You joined Schwartz Media after more than a decade in journalism. Are you suffering newsroom withdrawal?
I loved my career as a reporter, but I have found that there is a great deal of overlap between traditional journalism and PR. It’s critical that we remain up to speed on current events and breaking news, always keeping our clients ahead of regional, national and international trends and figuring out how they fit into the story. We run our firm like a newsroom, beginning with morning meetings to discuss the news of the day. My new role allows me to marry my love for the news with my entrepreneurial spirit.
How are you applying your journalism experience as Director of Media Relations?
Where do I begin? From writing to people skills, these professions have so much in common. My research background has really come in handy. I’ve found that I’m putting in just as much time researching story lines as a publicist as I did a reporter. The only thing that has changed is my audience; I used to write for my readers, but I’m now writing to catch the attention of editors and reporters. Even still, my goal is to cut through the clutter to get to the point: what’s important and why is it timely now?
How are you positioning the firm among domestic and international journalists?
I serve as a resource and a primary point of contact for regional, national and global media.
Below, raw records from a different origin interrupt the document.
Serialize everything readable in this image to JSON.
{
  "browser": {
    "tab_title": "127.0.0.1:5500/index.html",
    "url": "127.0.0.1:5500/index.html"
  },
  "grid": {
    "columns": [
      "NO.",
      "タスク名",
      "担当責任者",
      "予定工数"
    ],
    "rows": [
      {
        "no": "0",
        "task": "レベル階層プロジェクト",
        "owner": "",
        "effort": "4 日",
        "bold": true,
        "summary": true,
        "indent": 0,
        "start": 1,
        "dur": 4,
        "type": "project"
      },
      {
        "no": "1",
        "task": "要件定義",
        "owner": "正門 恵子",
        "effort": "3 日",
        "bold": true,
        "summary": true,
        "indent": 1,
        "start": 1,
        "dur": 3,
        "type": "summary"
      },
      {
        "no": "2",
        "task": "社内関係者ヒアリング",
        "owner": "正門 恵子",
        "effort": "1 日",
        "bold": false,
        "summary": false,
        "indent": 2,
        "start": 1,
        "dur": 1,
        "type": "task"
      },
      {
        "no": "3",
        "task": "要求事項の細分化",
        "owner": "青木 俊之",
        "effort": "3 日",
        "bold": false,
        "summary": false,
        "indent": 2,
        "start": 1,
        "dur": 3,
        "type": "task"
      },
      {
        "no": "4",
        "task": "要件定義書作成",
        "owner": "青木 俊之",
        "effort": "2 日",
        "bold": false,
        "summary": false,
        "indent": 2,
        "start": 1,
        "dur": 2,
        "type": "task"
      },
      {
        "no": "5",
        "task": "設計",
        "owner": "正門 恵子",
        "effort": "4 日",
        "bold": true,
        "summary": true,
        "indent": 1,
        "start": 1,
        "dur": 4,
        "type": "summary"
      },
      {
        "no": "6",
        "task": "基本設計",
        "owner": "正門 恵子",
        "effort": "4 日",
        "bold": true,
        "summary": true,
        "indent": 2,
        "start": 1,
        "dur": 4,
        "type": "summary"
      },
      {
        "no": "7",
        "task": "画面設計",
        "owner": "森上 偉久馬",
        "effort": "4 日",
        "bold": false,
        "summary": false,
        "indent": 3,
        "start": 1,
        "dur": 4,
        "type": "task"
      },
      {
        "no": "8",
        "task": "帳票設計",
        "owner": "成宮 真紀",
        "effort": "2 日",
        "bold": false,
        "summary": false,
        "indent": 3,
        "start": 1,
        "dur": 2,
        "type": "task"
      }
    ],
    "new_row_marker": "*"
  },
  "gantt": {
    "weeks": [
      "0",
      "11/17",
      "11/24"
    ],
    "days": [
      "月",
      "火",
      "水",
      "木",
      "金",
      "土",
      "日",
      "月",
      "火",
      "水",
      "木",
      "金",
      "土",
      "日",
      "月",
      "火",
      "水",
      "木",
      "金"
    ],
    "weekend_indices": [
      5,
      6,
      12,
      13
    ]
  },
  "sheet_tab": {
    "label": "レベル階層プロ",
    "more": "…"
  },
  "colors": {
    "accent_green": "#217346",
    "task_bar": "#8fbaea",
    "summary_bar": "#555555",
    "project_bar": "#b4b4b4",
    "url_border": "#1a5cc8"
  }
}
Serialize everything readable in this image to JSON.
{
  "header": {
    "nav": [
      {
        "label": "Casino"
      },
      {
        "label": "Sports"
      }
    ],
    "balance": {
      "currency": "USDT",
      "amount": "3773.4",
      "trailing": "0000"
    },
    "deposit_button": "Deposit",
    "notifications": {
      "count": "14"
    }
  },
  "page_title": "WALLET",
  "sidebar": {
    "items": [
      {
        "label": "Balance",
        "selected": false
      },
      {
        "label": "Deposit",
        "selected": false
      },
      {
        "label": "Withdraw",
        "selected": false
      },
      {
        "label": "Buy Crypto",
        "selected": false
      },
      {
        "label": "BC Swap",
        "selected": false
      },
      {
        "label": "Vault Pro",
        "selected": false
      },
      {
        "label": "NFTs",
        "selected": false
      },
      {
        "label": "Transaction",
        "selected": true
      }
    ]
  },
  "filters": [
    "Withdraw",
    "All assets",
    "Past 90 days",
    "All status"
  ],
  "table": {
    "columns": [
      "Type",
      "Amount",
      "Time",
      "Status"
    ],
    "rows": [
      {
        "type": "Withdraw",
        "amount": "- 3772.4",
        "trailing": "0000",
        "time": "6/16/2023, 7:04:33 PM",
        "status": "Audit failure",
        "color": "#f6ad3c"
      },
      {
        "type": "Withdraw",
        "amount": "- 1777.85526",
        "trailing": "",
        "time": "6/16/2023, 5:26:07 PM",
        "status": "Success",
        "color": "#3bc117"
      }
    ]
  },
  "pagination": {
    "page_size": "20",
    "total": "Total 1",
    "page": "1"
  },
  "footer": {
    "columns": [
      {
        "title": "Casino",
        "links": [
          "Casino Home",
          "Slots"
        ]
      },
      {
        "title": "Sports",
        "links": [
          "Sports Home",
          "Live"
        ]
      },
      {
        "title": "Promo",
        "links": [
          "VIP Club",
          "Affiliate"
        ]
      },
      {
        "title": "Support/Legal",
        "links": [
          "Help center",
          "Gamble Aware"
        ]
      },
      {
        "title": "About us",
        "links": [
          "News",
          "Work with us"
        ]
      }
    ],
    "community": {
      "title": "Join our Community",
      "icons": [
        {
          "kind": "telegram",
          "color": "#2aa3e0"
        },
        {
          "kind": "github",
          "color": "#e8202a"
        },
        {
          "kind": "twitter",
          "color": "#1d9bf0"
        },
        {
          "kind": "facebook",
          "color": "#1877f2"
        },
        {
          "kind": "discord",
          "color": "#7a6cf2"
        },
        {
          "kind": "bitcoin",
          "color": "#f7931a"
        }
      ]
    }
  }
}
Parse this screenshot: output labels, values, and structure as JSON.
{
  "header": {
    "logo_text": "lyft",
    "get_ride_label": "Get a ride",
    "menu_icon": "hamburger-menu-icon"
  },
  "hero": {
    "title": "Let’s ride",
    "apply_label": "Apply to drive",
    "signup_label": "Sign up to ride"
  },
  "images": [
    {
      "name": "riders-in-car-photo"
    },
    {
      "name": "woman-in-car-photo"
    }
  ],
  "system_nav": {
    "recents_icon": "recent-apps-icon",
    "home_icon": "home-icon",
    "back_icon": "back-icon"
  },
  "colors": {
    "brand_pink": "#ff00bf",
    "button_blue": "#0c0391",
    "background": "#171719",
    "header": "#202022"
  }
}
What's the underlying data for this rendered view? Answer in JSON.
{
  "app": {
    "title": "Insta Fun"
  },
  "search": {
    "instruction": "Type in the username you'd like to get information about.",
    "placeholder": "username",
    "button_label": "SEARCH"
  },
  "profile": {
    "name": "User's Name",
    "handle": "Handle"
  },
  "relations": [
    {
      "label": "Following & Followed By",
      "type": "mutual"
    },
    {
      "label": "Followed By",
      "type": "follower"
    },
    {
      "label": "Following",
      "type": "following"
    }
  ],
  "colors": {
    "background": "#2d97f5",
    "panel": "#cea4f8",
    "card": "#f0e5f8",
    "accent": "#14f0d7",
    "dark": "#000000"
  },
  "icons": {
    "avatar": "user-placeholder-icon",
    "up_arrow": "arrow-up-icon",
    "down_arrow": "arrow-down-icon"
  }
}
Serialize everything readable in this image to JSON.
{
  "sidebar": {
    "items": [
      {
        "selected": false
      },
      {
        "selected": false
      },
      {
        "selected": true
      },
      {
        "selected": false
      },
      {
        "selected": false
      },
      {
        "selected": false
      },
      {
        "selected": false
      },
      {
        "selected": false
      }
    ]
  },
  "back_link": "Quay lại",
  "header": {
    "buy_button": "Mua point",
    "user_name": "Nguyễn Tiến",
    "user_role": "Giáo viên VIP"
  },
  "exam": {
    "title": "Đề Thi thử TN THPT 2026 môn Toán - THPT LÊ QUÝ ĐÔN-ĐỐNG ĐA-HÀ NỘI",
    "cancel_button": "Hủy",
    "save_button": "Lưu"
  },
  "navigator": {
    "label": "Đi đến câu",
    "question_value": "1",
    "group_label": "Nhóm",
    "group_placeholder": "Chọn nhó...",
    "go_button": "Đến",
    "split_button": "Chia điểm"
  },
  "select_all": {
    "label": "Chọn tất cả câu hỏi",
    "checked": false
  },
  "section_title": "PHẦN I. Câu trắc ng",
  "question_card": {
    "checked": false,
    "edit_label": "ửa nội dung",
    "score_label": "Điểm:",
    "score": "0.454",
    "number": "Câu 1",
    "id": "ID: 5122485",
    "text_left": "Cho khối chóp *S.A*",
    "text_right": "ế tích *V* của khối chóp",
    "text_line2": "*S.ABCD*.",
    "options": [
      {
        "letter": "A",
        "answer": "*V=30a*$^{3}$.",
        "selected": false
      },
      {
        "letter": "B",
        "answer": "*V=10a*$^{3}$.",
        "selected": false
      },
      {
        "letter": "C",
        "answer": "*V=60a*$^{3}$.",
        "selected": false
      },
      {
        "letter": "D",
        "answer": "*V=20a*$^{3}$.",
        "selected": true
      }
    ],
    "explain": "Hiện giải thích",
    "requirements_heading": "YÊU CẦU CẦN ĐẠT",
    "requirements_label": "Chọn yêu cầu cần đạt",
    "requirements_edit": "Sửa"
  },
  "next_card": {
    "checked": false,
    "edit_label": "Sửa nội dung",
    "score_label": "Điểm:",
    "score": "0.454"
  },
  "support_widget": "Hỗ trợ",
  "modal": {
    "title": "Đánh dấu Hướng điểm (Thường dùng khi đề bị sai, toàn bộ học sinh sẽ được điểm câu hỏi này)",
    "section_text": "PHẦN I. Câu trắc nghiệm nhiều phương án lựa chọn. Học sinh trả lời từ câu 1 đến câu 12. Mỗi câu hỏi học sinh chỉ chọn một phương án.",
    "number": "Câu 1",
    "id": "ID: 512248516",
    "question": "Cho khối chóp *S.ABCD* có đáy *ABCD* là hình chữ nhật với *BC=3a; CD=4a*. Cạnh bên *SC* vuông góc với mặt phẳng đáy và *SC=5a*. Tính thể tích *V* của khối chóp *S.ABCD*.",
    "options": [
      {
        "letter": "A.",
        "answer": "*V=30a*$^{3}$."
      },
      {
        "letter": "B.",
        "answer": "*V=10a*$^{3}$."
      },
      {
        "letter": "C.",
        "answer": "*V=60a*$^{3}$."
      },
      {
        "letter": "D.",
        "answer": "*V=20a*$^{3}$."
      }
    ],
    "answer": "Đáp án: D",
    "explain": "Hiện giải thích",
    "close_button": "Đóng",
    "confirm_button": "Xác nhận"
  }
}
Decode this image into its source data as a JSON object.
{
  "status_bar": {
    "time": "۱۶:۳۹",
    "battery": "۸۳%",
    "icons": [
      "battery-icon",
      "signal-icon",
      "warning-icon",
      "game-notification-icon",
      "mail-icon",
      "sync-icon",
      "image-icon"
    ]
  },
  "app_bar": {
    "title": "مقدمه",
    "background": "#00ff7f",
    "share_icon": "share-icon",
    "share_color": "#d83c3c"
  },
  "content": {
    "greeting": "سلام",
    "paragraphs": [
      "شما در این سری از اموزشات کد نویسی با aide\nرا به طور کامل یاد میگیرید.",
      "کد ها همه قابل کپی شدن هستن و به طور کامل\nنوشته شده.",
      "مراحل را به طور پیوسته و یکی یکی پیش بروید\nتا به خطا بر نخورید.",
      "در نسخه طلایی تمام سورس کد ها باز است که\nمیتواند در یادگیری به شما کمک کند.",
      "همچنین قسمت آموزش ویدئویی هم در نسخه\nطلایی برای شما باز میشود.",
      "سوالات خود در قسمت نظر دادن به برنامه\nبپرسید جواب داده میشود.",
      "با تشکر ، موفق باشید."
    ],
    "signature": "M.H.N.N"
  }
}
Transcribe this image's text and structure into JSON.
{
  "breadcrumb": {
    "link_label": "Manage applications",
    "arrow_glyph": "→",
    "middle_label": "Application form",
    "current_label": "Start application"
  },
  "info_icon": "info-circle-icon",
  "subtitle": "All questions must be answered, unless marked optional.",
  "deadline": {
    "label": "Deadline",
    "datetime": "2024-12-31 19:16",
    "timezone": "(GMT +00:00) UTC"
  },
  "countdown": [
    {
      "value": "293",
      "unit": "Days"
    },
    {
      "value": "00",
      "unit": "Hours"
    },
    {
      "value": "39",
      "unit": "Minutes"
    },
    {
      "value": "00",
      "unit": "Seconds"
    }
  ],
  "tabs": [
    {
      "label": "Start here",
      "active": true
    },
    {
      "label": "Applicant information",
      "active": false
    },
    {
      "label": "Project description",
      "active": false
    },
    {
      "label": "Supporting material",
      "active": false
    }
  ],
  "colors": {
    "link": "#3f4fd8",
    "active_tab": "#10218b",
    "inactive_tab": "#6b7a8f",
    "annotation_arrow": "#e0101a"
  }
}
I want Schwartz Media Strategies to be the media’s first option when looking for a new trend, an industry source, or the latest statistics to bolster their story. Our clients reflect just about every major industry in Florida and in key markets across the country and beyond, so I’m working overtime to make sure media views us as a go-to public relations firm.
Are you applying your journalistic ethics to public relations?
Great question. I’m always taking a conservative approach to ensuring our firm’s media outreach is accurate, well-researched and balanced. I received countless ‘pitches’ over the years and it always amazed me how many times people over-promised or suggested story lines that were self-serving. Reporters want to know that you are unbiased and that your angle is grounded in fact. No matter the client or the media outlet, I try to create a story that will be interesting to the end user.
Have any former newspaper colleagues accused you of going to the “dark side?”
Having seen both sides of the media equation, I’m not sure whether either side is really ‘dark.’ The traditional newspaper industry has evolved into a ghost of its former self in many cases. Today’s model tends to put a lot of pressure on reporters, and sometimes, quality of content is unintentionally compromised. Public relations allows me to remain in tune with the news cycle while at the same time contributing to a growing business.